Abseiling and zip-line novice Callum Wiggins jumps off a cliff.
Tung Lung Chau is a mecca for people who like to scale walls. Whether climbing up, down, sideways or jumping between them, there is no better location in Hong Kong. And now there’s a new way to join the thrill-seekers: abseiling and zip-lining on our very own adventure island.
I don’t have great memories of climbing. When I was 10 years old, I went on a school trip to an artificial climbing wall. What should have been a character-building experience learning to abseil turned to disaster. Leaning backwards over a precipice, tightly gripping a rope, I was paralysed by fear. I could not, would not move. Eventually, I was hauled back to the top and had to take the stairs back down.
Fast-forward to now, I decide to set things right and sign up for an abseiling and zip-lining experience with Klook, a new booking platform for travel activities and experiences in Hong Kong and around the region.
Weekends see rock climbing and adventure-sports enthusiasts packing onto the ferry to Tung Lung Chau from Sam Ka Tsuen pier. The route operates only a few times a day at weekends and public holidays, there are no scheduled ferries during weekdays.
After disembarking, our guide leads the Klook group on a short hike from the pier up to the main rock faces, picking up necessary safety equipment on route: harnesses, helmets and safety ropes.
At the top of the abseiling cliff, expert instructors provide a short demonstration and ensure all the harnesses and ropes are attached correctly. The technique involves leaning back over the cliff with legs extended and the soles of your feet against the rock face, and allowing the harness and safety ropes to take your weight. Adopting an almost sitting position and continually feeding the rope through one hand allows you to descend while keeping your other arm outstretched for balance and to prevent you from hitting the rock face. The harness and safety rope controls the speed of descent even if you start to lose control.
Leaning over the edge for the first time is nerve-racking, but friendly encouragement from fellow participants and the exhilaration of the abseil keep my nerves (mostly) at bay. My descent is steady rather than spectacular, but soon my feet reach the ground and I complete the 30m abseil faster than expected. With a rush of confidence and a helpful buzz of adrenaline, I find the next few descents much more enjoyable.
Time to zip line. A 40-metre wire is suspended across a gorge between two cliffs, 30m above the crashing waves. On a platform of rock jutting from the cliff, an instructor waits to attach your harness to the zip line. Carefully edging along the platform, I have a good view of the ocean and jagged rocks below. A few deep breaths, a final tug on the safety rope (just to make sure), and I jump…

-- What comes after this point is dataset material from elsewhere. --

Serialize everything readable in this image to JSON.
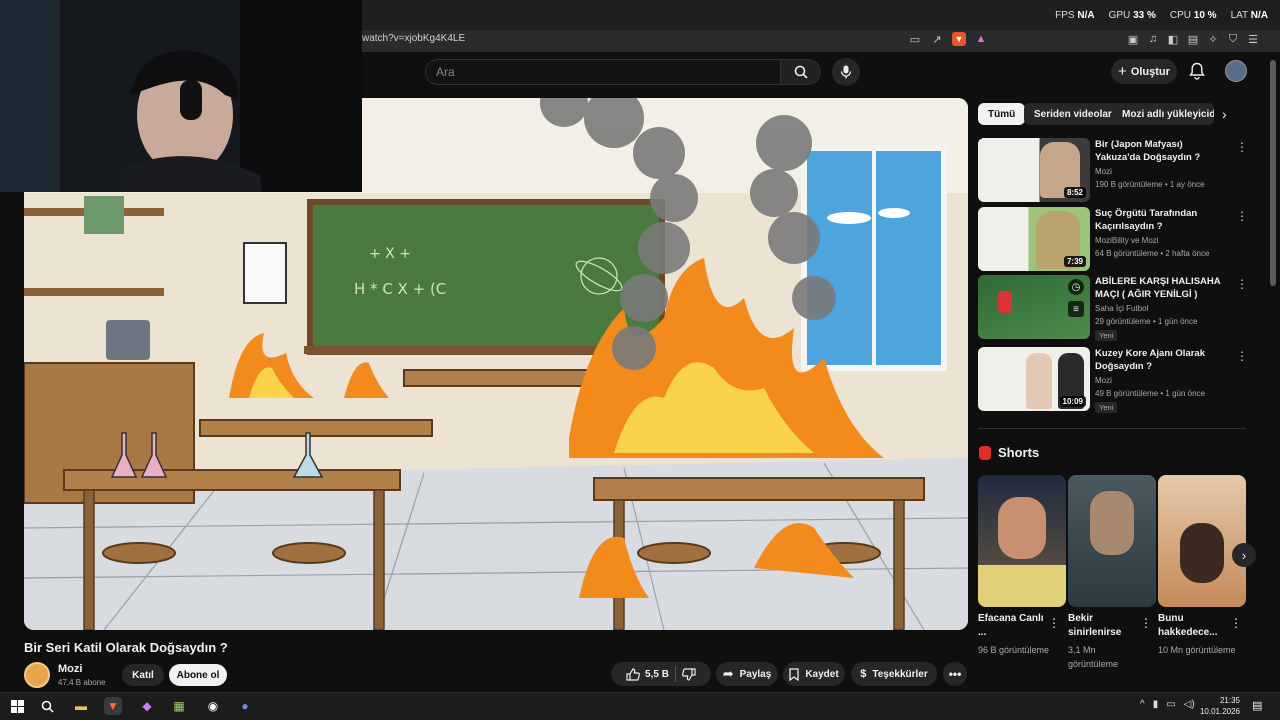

While the plunge over the edge and whizz across the wire to the other side takes only seconds, the adrenaline rush lasts much longer. I race back to the start of the zip line and fling myself off the edge without a second thought.
Abseiling and zip-lining is $480 a head for two to three goes on each and participants must be at least 14 years old.